In active-active networks, asymmetric routing leaves your tools blind. Suppose you have incoming traffic that follows the red line in Figure 2, and it goes down to servers deeper in the network.

Now suppose the return traffic from the server goes up the green line. Now you can see that the tools connected on the red line don’t see traffic going on the green line (and vice-versa). Lacking visibility into the whole sessions, the tools will usually ignore the traffic and any threats contained therein.

This means that the routing architecture created because it was the most efficient way of keeping your network up and running and stable is actually hurting your security. Worse, this could be happening without your knowledge. Security teams especially should be aware of this situation with asymmetric routing.

The way to fix this is to deploy a fully redundant model, as shown in the Figure 3. You will have one side of the network protected by the inline GigaVUE HC Series node and its tools, and the other network protected by a second HC Series node and its tools.

Figure 3. Fully redundant network architecture that addresses asymmetric routing

Notice the two inline HC Series nodes are connected as traffic flows between them the same way as the traffic flows between the switches and firewalls above them. This allows the tools to be shared across the redundant network paths. The tools on the left can be looking at traffic coming from either side of the network, as can the tools on the right.

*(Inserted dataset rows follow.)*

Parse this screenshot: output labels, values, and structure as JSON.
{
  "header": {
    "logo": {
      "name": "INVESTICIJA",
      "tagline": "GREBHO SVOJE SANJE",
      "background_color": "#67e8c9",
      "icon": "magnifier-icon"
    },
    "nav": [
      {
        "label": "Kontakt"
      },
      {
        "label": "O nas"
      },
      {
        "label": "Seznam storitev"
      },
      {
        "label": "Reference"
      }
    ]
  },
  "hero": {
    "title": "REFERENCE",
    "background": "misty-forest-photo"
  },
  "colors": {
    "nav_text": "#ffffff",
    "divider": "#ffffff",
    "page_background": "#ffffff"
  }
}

#2. Fabric Maps (a Feature Included With GigaVUE-FM) Now Enables Mapping of Traffic Flows Across Clusters to Scale Network Visibility Across Hundreds of Nodes

If you’re not yet using Fabric Maps with GigaVUE-FM now is the perfect time to start. Why? Because you can now map traffic flows across clusters to scale network visibility across hundreds of nodes.

As seen in Figure 4, Fabric Maps benefit you by:

  • Enabling end-to-end mapping of traffic flows across clusters and/or standalone nodes, thus scaling network visibility across hundreds of nodes
  • Automating orchestration of local maps between nodes and clusters
  • Supporting various topologies (standalone/cascade, normal and leaf-spine cluster)
  • Reducing operator time for configuration troubleshooting and Mean Time To Resolution (MTTR)
  • Reducing operating expenses

Figure 4: Fabric Maps orchestration across nodes and clusters

#3. Centralized and Reduced Components in GigaSECURE Cloud for AWS and Azure

The benefits of the new GigaSECURE Cloud architecture for you are (see Figure 5):

  • Reduced complexity and operating costs for implementing GigaSECURE Cloud for AWS and Azure
  • Eliminated the need for a V Series Controller and a G-vTAP Controller in every Virtual Private Cloud (VPC) and can be shared across VPCs saving implementation time resources

Figure 5: Optimized GigaSECURE Cloud architecture that reduces operating costs

How to Learn More

Check out these resources to learn more about GigaVUE-OS and these recent enhancements:

If you have questions, please contact us.

RELATED CONTENT

CALCULATOR
Customers have saved millions in IT costs. How much can you save?
REPORT
Learn how 1,200 of your IT security peers plan to fight cyberattacks
DEMO
See how to finally achieve visibility to reduce costs and remove complexity
EBOOK
Four steps to become stronger during times of disruption

Back to top